Cars and Mallomars. So rarely do these two come together in my world (and I really don’t advise eating the sticky treats inside a car, especially on a warm day)…but today is an exception. We say goodbye to Eiji Toyoda, the father of Toyota, who lived to a ripe old age of 100. We also say hello to the 100th anniversary celebration of Mallomars, the chocolate-marshmallow-graham cookie. What do Toyota and Mallomars have in common? These are brands with staying power.
Toyota. As a kid, I remember hearing about them early on – our family was an early Toyota adopter. In fact, our first Toyota (a 1977 Corolla Hatchback) became my first car when I began driving 7 years later. This car, which had stickers proclaiming bragging rights like “I climbed Mt. Washington” may not have been the sexiest vehicle (especially in brown), but with 160,000+ miles on it when it was handed over to me, it was a running vehicle. I appreciated that. It was also a safe vehicle, protecting me perfectly when I had an unfortunate accident. And unbelievably, that car came back from the shop and kept on going, piloting me right up to college. Never a breakdown, never a worry, and never a feeling that people were into me for my car. Oh what a feeling, indeed:
That was just the beginning. Toyota grew their brand, step by step, starting with affordable reliability, moving into sexy (we had a Celica, a Celica Supra, a Supra) and then doing what tends to be impossible in brand world: moving up market. Sure, a premium brand can start a lower line, but going the other way is impressive. We had a Lexus as early as 1989 – one of the first – because we bought in. The brand had proved itself as it expanded its sphere of credibility steadily, proving that it deserved our trust each step of the way. Once Toyota dominated the “we treat you better than anyone” market of luxury service (and darn good products), they decided to reach out to a different audience. But did they just make smaller, cheaper Toyotas? No. Scion was born as a brand in its own right. Yes, it had pedigree…lots of Toyota and Lexus might behind it…but a Scion is a Scion.
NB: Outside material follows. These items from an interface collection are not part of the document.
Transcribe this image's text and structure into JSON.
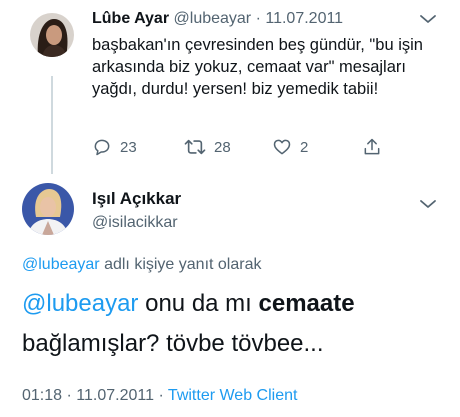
{
  "tweet1": {
    "name": "Lûbe Ayar",
    "handle": "@lubeayar",
    "separator": "·",
    "date": "11.07.2011",
    "text": "başbakan'ın çevresinden beş gündür, \"bu işin arkasında biz yokuz, cemaat var\" mesajları yağdı, durdu! yersen! biz yemedik tabii!",
    "actions": {
      "replies": "23",
      "retweets": "28",
      "likes": "2"
    }
  },
  "tweet2": {
    "name": "Işıl Açıkkar",
    "handle": "@isilacikkar",
    "reply_to_mention": "@lubeayar",
    "reply_to_suffix": " adlı kişiye yanıt olarak",
    "text_mention": "@lubeayar",
    "text_part1": " onu da mı ",
    "text_bold": "cemaate",
    "text_part2": " bağlamışlar? tövbe tövbee...",
    "time": "01:18",
    "separator": "·",
    "date": "11.07.2011",
    "separator2": "·",
    "client": "Twitter Web Client"
  },
  "colors": {
    "accent": "#1d9bf0",
    "secondary_text": "#536471",
    "primary_text": "#0f1419",
    "thread_line": "#cfd9de"
  },
  "icons": [
    "more-icon",
    "reply-icon",
    "retweet-icon",
    "like-icon",
    "share-icon"
  ]
}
Even though it has been quite a while since I’ve owned anything from the Toyota family, I would like to take this opportunity to thank Mr. Toyoda for his vision. His brand is firmly rooted in the warmest places of my heart. RIP, sir. I only wish I had a photo of my actual car.
Mallomars also remind me of childhood, even though I don’t really remember them being part of our household. As a kid, I did see friends eating them, tried them a couple times at friends’ homes, and saw them referenced in pop culture. So even though they weren’t part of my day-to-day life, the brand was strong enough to have recognition. Today, when iconic snacks are facing competition from an incredible amount of new products as well as the highly vocal set of parents who feel they must buy organic at all times, it’s pretty amazing that Mallomars continues to have a place. What’s this cookie got that others don’t? The brand realizes the uniqueness of its product, both in terms of what it is and its memorability, and they play up that point of differentiation beautifully in a new Facebook campaign where fans are being asked to share their “Mallo-Memories.” Ding ding ding, they’ve hit it on the head. The brand also shares their own memories with their fans via social media, sparking a sense of nostalgia and connection to generations.
So congratulations, Mallomars. 100 years of stickiness describes not only your cookie but your brand.